→ What is expected
Could you say how many lines in the records include "value"? Please give the number by itself.
----- Provided records
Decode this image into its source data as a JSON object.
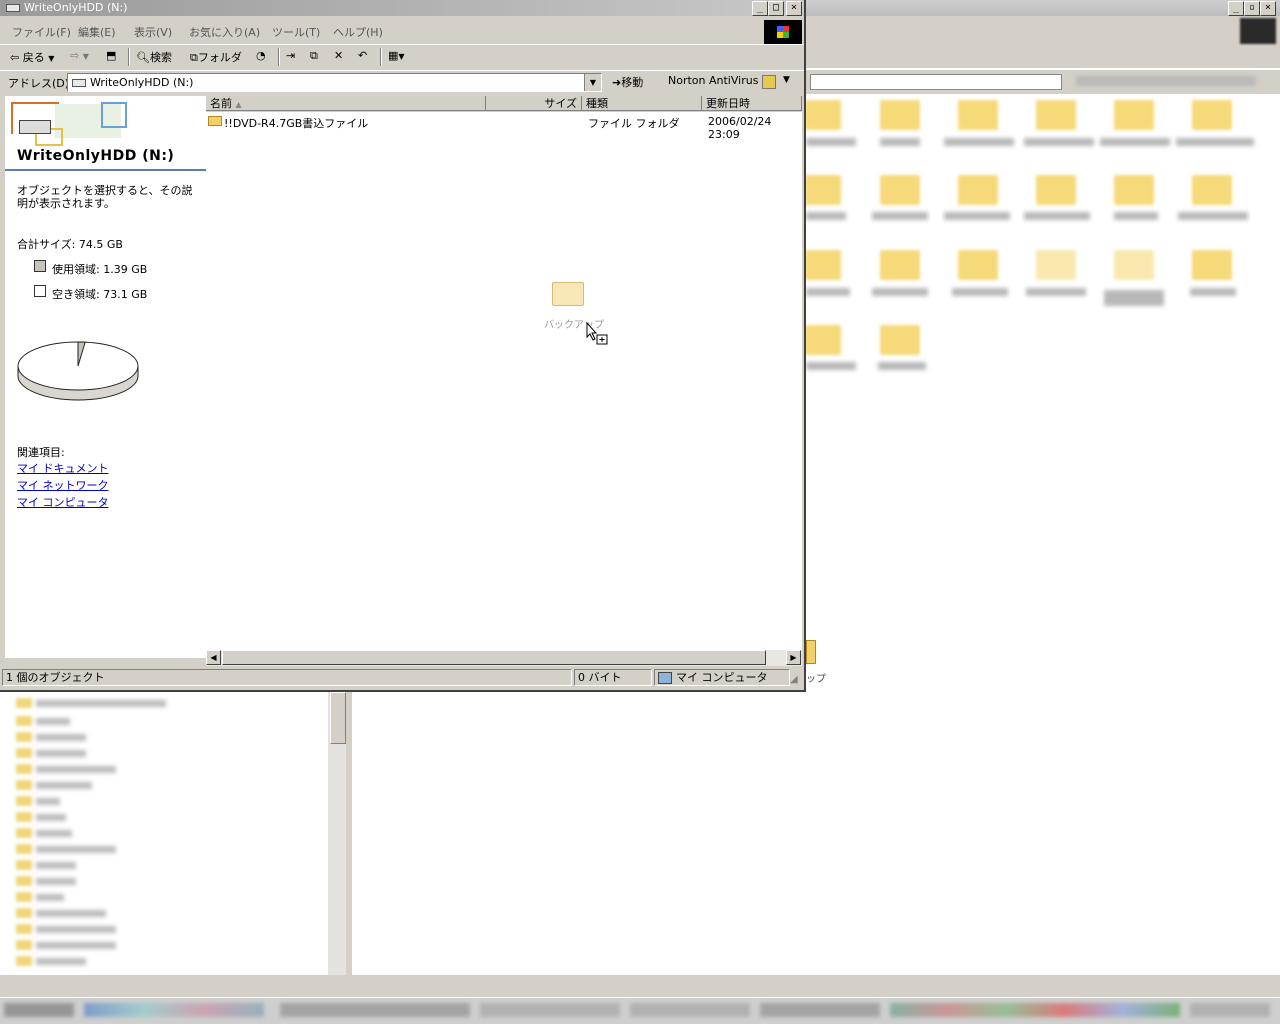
{
  "window": {
    "title": "WriteOnlyHDD (N:)",
    "controls": {
      "minimize": "_",
      "maximize": "□",
      "close": "×"
    }
  },
  "menu": [
    "ファイル(F)",
    "編集(E)",
    "表示(V)",
    "お気に入り(A)",
    "ツール(T)",
    "ヘルプ(H)"
  ],
  "toolbar": {
    "back": "戻る",
    "search": "検索",
    "folders": "フォルダ"
  },
  "address": {
    "label": "アドレス(D)",
    "value": "WriteOnlyHDD (N:)",
    "go": "移動",
    "norton": "Norton AntiVirus"
  },
  "task_pane": {
    "title": "WriteOnlyHDD (N:)",
    "description": "オブジェクトを選択すると、その説明が表示されます。",
    "total_size": "合計サイズ: 74.5 GB",
    "used": "使用領域: 1.39 GB",
    "free": "空き領域: 73.1 GB",
    "used_fraction": 0.019,
    "related_title": "関連項目:",
    "related_links": [
      "マイ ドキュメント",
      "マイ ネットワーク",
      "マイ コンピュータ"
    ]
  },
  "file_list": {
    "columns": [
      "名前",
      "サイズ",
      "種類",
      "更新日時"
    ],
    "rows": [
      {
        "name": "!!DVD-R4.7GB書込ファイル",
        "size": "",
        "type": "ファイル フォルダ",
        "modified": "2006/02/24 23:09"
      }
    ],
    "drag_label": "バックアップ"
  },
  "status": {
    "objects": "1 個のオブジェクト",
    "bytes": "0 バイト",
    "location": "マイ コンピュータ"
  },
  "background": {
    "partial_label": "ップ"
  },
  "colors": {
    "link": "#0000cc",
    "folder": "#f0d067",
    "chrome": "#d4d0c8"
  }
}
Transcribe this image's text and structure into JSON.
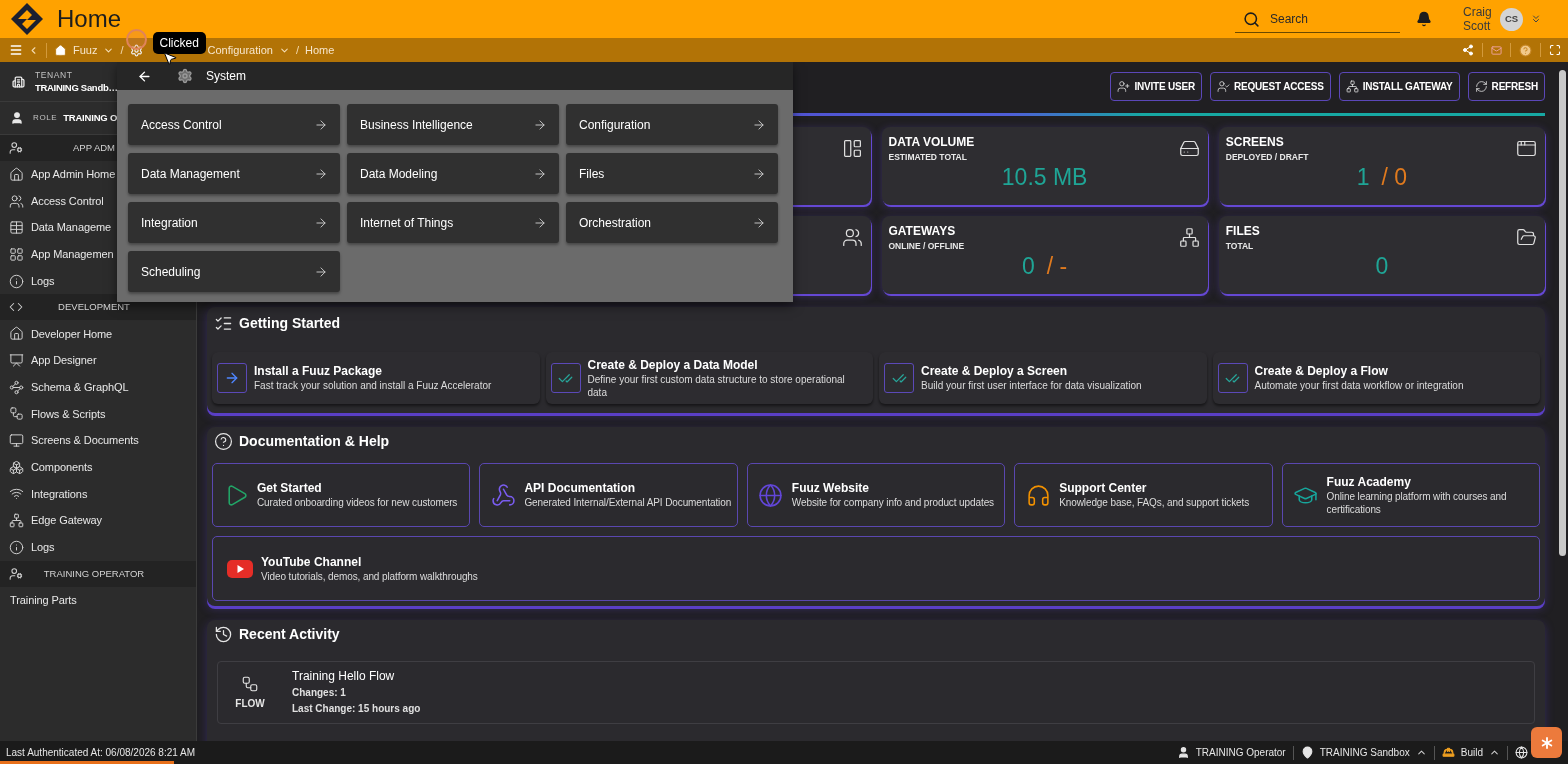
{
  "header": {
    "title": "Home",
    "search": {
      "placeholder": "Search"
    },
    "user": {
      "name": "Craig Scott",
      "initials": "CS"
    }
  },
  "breadcrumb": {
    "items": [
      {
        "kind": "home",
        "label": "Fuuz",
        "dropdown": true
      },
      {
        "kind": "separator",
        "label": "/"
      },
      {
        "kind": "covered"
      },
      {
        "kind": "text",
        "label": "Configuration",
        "dropdown": true
      },
      {
        "kind": "separator",
        "label": "/"
      },
      {
        "kind": "text",
        "label": "Home",
        "dropdown": false
      }
    ],
    "tooltip": "Clicked"
  },
  "sidebar": {
    "tenant": {
      "label": "TENANT",
      "value": "TRAINING Sandb…"
    },
    "role": {
      "label": "ROLE",
      "value": "TRAINING O"
    },
    "sections": [
      {
        "title": "APP ADM",
        "items": [
          "App Admin Home",
          "Access Control",
          "Data Manageme",
          "App Managemen",
          "Logs"
        ]
      },
      {
        "title": "DEVELOPMENT",
        "items": [
          "Developer Home",
          "App Designer",
          "Schema & GraphQL",
          "Flows & Scripts",
          "Screens & Documents",
          "Components",
          "Integrations",
          "Edge Gateway",
          "Logs"
        ]
      },
      {
        "title": "TRAINING OPERATOR",
        "items": [
          "Training Parts"
        ]
      }
    ]
  },
  "system_menu": {
    "title": "System",
    "items": [
      "Access Control",
      "Business Intelligence",
      "Configuration",
      "Data Management",
      "Data Modeling",
      "Files",
      "Integration",
      "Internet of Things",
      "Orchestration",
      "Scheduling"
    ]
  },
  "toolbar": {
    "buttons": [
      "INVITE USER",
      "REQUEST ACCESS",
      "INSTALL GATEWAY",
      "REFRESH"
    ]
  },
  "stat_rows": [
    [
      {
        "kind": "covered"
      },
      {
        "kind": "metric",
        "title": "DATA VOLUME",
        "subtitle": "ESTIMATED TOTAL",
        "value": "10.5 MB"
      },
      {
        "kind": "metric",
        "title": "SCREENS",
        "subtitle": "DEPLOYED / DRAFT",
        "value": "1",
        "secondary": "/ 0"
      }
    ],
    [
      {
        "kind": "covered"
      },
      {
        "kind": "metric",
        "title": "GATEWAYS",
        "subtitle": "ONLINE / OFFLINE",
        "value": "0",
        "secondary": "/ -"
      },
      {
        "kind": "metric",
        "title": "FILES",
        "subtitle": "TOTAL",
        "value": "0"
      }
    ]
  ],
  "getting_started": {
    "title": "Getting Started",
    "steps": [
      {
        "title": "Install a Fuuz Package",
        "description": "Fast track your solution and install a Fuuz Accelerator",
        "done": false
      },
      {
        "title": "Create & Deploy a Data Model",
        "description": "Define your first custom data structure to store operational data",
        "done": true
      },
      {
        "title": "Create & Deploy a Screen",
        "description": "Build your first user interface for data visualization",
        "done": true
      },
      {
        "title": "Create & Deploy a Flow",
        "description": "Automate your first data workflow or integration",
        "done": true
      }
    ]
  },
  "documentation": {
    "title": "Documentation & Help",
    "links": [
      {
        "title": "Get Started",
        "description": "Curated onboarding videos for new customers"
      },
      {
        "title": "API Documentation",
        "description": "Generated Internal/External API Documentation"
      },
      {
        "title": "Fuuz Website",
        "description": "Website for company info and product updates"
      },
      {
        "title": "Support Center",
        "description": "Knowledge base, FAQs, and support tickets"
      },
      {
        "title": "Fuuz Academy",
        "description": "Online learning platform with courses and certifications"
      },
      {
        "title": "YouTube Channel",
        "description": "Video tutorials, demos, and platform walkthroughs"
      }
    ]
  },
  "recent_activity": {
    "title": "Recent Activity",
    "items": [
      {
        "type": "FLOW",
        "title": "Training Hello Flow",
        "changes": "Changes: 1",
        "last_change": "Last Change: 15 hours ago"
      }
    ]
  },
  "status_bar": {
    "last_authenticated": "Last Authenticated At: 06/08/2026 8:21 AM",
    "loading_bar": {
      "level": 0.111
    },
    "items": [
      {
        "label": "TRAINING Operator",
        "expandable": false
      },
      {
        "label": "TRAINING Sandbox",
        "expandable": true
      },
      {
        "label": "Build",
        "expandable": true
      }
    ]
  }
}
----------
→ Answer to this task
7